Information supplied —
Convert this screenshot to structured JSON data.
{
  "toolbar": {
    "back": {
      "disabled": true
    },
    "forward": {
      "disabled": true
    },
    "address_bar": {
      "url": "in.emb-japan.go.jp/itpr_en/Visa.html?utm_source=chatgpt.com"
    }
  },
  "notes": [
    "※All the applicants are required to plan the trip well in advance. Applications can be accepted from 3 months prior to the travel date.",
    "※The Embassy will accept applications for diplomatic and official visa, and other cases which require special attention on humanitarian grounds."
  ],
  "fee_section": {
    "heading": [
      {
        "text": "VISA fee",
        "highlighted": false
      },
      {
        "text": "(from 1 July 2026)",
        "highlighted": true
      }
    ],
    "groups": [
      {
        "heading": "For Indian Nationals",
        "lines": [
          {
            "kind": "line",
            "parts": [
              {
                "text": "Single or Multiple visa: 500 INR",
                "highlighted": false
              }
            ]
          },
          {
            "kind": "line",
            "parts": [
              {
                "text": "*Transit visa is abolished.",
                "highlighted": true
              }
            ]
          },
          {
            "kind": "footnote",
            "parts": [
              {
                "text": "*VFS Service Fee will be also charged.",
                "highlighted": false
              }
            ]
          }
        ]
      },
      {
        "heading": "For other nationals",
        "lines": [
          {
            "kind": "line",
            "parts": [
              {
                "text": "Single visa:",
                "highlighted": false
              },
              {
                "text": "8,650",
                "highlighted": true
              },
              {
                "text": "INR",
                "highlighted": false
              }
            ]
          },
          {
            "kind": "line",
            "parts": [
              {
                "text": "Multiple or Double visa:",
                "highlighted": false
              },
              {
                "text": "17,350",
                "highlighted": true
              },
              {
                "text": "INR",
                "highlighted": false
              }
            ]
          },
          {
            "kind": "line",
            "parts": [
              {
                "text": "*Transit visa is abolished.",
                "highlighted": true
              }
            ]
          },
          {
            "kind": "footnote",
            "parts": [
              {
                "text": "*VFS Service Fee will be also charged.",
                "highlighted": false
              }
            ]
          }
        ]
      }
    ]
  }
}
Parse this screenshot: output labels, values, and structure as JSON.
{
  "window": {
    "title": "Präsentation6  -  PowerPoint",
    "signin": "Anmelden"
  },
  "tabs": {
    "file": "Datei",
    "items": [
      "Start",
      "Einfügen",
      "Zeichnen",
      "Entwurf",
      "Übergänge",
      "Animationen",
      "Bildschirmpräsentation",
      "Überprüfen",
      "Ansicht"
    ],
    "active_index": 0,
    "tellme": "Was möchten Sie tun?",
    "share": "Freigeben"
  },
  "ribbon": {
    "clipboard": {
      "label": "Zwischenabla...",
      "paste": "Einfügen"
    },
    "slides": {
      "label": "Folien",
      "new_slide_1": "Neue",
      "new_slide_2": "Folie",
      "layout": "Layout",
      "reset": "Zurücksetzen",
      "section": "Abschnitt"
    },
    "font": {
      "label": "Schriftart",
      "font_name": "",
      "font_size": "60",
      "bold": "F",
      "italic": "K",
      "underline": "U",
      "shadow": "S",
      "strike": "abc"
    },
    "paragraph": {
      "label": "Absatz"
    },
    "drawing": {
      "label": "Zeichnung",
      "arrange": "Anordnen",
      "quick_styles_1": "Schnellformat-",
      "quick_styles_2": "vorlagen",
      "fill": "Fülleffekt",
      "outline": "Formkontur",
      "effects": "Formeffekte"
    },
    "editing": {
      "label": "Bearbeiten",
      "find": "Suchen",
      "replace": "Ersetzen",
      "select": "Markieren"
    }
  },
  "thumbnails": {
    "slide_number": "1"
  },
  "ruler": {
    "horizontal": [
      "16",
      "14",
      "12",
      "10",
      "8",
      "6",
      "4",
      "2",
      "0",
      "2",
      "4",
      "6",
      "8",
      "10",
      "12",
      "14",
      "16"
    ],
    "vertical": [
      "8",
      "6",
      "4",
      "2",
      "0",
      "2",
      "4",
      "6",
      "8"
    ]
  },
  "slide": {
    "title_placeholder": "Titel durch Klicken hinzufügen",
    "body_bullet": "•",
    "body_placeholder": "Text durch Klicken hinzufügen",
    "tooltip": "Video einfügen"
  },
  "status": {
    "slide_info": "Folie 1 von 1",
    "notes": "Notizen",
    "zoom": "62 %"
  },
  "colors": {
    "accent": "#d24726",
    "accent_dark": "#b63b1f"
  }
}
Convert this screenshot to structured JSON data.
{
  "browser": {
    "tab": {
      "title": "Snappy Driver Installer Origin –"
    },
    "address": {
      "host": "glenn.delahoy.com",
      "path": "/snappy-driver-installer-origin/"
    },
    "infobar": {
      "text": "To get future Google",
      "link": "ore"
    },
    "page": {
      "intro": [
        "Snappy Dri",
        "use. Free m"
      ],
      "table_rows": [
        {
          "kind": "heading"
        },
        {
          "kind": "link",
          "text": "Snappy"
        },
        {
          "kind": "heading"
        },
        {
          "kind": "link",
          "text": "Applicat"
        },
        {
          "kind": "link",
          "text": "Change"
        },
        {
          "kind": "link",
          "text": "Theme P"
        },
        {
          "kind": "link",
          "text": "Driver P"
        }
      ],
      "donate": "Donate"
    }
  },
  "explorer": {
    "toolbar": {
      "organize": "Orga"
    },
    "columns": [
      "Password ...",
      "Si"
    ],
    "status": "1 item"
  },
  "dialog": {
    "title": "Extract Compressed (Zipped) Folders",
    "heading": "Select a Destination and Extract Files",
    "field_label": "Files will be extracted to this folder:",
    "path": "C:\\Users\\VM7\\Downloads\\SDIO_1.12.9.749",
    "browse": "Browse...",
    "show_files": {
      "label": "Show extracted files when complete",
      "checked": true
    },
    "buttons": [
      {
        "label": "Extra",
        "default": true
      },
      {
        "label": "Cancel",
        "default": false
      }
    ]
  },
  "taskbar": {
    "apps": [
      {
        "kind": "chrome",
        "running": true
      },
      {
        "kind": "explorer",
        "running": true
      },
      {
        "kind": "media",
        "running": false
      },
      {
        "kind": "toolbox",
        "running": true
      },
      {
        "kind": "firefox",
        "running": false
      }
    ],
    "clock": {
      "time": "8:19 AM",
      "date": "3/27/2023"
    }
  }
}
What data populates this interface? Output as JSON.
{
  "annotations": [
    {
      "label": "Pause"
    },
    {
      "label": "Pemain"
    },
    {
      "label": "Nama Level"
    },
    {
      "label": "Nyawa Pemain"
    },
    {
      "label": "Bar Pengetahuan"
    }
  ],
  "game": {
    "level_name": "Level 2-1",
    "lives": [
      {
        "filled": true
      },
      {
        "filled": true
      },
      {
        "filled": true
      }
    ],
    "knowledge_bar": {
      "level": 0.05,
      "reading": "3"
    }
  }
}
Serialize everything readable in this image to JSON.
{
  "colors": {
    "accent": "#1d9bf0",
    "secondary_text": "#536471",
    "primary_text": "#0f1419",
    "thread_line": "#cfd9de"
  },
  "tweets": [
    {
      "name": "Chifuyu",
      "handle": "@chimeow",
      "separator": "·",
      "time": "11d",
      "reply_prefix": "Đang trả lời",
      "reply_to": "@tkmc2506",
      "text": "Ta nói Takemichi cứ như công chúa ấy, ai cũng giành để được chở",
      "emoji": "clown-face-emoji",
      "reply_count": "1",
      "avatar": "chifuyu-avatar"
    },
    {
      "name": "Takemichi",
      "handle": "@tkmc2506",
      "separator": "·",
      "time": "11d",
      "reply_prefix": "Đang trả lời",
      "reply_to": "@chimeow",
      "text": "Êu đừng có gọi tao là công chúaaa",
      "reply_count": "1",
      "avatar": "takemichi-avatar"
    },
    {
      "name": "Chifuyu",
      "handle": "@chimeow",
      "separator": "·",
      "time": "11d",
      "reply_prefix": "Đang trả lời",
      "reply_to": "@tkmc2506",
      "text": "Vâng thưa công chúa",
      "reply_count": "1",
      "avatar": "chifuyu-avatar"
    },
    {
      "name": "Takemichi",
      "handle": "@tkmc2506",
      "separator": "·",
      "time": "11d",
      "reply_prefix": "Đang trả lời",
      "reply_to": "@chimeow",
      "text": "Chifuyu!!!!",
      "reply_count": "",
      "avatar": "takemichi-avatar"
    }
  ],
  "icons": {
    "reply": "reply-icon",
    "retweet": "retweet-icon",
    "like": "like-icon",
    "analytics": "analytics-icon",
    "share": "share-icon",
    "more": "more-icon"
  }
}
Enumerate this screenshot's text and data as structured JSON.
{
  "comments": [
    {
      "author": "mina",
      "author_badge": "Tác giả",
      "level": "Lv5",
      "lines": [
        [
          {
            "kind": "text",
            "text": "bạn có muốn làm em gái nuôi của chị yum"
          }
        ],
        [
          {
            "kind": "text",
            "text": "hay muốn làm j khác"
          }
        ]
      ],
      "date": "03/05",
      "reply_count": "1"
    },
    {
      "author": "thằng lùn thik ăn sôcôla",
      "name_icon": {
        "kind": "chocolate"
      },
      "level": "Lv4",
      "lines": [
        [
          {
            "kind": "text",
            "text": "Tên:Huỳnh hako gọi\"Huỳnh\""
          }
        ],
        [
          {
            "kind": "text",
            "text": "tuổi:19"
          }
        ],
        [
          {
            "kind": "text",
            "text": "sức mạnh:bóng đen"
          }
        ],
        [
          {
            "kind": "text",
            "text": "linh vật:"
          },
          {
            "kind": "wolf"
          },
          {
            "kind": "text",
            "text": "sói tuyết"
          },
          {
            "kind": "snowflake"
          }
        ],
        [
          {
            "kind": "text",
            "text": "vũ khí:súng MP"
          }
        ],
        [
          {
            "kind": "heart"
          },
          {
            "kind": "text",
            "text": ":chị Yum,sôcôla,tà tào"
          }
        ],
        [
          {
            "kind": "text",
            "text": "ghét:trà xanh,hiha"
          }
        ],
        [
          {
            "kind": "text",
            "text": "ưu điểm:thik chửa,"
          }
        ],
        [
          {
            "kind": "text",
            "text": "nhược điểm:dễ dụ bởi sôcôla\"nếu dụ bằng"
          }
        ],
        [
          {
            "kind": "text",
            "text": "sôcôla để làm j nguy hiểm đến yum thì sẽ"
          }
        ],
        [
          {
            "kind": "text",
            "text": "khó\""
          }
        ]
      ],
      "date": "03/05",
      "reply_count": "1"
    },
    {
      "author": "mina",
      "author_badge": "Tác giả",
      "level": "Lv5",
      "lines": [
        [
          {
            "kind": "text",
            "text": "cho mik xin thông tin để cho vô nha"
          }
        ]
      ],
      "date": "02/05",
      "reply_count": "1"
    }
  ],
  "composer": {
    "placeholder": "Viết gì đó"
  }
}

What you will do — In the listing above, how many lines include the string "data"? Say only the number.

Result for this exercise — 4